Excerpts from an interface dataset
────
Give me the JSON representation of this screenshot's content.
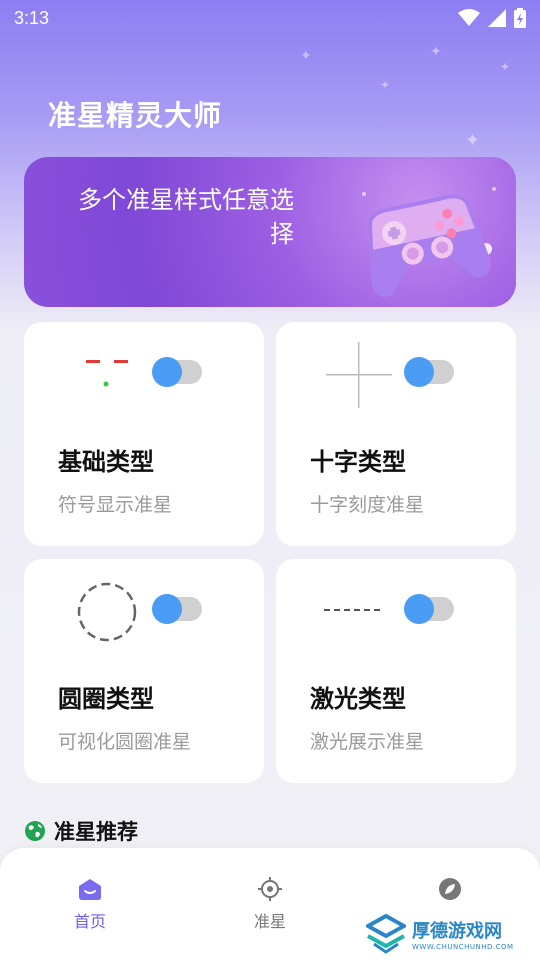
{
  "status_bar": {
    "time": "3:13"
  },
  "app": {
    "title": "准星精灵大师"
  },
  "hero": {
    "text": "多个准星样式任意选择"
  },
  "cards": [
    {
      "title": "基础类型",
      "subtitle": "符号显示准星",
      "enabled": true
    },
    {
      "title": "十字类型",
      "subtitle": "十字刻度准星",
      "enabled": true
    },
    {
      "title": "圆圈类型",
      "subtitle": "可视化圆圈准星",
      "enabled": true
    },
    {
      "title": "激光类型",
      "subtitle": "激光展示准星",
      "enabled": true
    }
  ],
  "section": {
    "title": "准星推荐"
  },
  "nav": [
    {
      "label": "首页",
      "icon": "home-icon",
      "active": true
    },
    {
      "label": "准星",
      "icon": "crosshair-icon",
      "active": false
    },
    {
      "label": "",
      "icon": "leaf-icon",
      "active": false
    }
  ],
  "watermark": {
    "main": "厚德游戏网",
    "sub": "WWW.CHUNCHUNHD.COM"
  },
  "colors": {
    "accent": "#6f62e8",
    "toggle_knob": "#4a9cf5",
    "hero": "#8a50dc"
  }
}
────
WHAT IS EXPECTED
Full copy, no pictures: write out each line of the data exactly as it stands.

OUTPUT FOR THIS EXERCISE
Give me the JSON representation of this screenshot's content.
{
  "status_bar": {
    "time": "3:13"
  },
  "app": {
    "title": "准星精灵大师"
  },
  "hero": {
    "text": "多个准星样式任意选择"
  },
  "cards": [
    {
      "title": "基础类型",
      "subtitle": "符号显示准星",
      "enabled": true
    },
    {
      "title": "十字类型",
      "subtitle": "十字刻度准星",
      "enabled": true
    },
    {
      "title": "圆圈类型",
      "subtitle": "可视化圆圈准星",
      "enabled": true
    },
    {
      "title": "激光类型",
      "subtitle": "激光展示准星",
      "enabled": true
    }
  ],
  "section": {
    "title": "准星推荐"
  },
  "nav": [
    {
      "label": "首页",
      "icon": "home-icon",
      "active": true
    },
    {
      "label": "准星",
      "icon": "crosshair-icon",
      "active": false
    },
    {
      "label": "",
      "icon": "leaf-icon",
      "active": false
    }
  ],
  "watermark": {
    "main": "厚德游戏网",
    "sub": "WWW.CHUNCHUNHD.COM"
  },
  "colors": {
    "accent": "#6f62e8",
    "toggle_knob": "#4a9cf5",
    "hero": "#8a50dc"
  }
}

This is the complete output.